» **MATERIAL PROVIDED**
═══

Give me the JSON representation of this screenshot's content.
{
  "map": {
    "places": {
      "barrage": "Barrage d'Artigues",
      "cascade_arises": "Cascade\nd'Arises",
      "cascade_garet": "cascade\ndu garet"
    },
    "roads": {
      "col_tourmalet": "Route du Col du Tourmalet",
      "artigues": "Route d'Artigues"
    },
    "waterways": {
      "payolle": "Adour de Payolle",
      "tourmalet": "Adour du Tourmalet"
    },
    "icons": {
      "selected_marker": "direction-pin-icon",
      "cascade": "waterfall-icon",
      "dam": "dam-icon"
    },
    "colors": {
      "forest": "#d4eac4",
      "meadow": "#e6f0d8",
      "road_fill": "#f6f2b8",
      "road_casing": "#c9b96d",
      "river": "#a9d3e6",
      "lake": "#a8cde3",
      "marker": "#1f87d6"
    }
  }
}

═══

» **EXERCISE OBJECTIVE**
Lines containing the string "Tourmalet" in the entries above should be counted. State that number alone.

» **RESULT BELOW**
2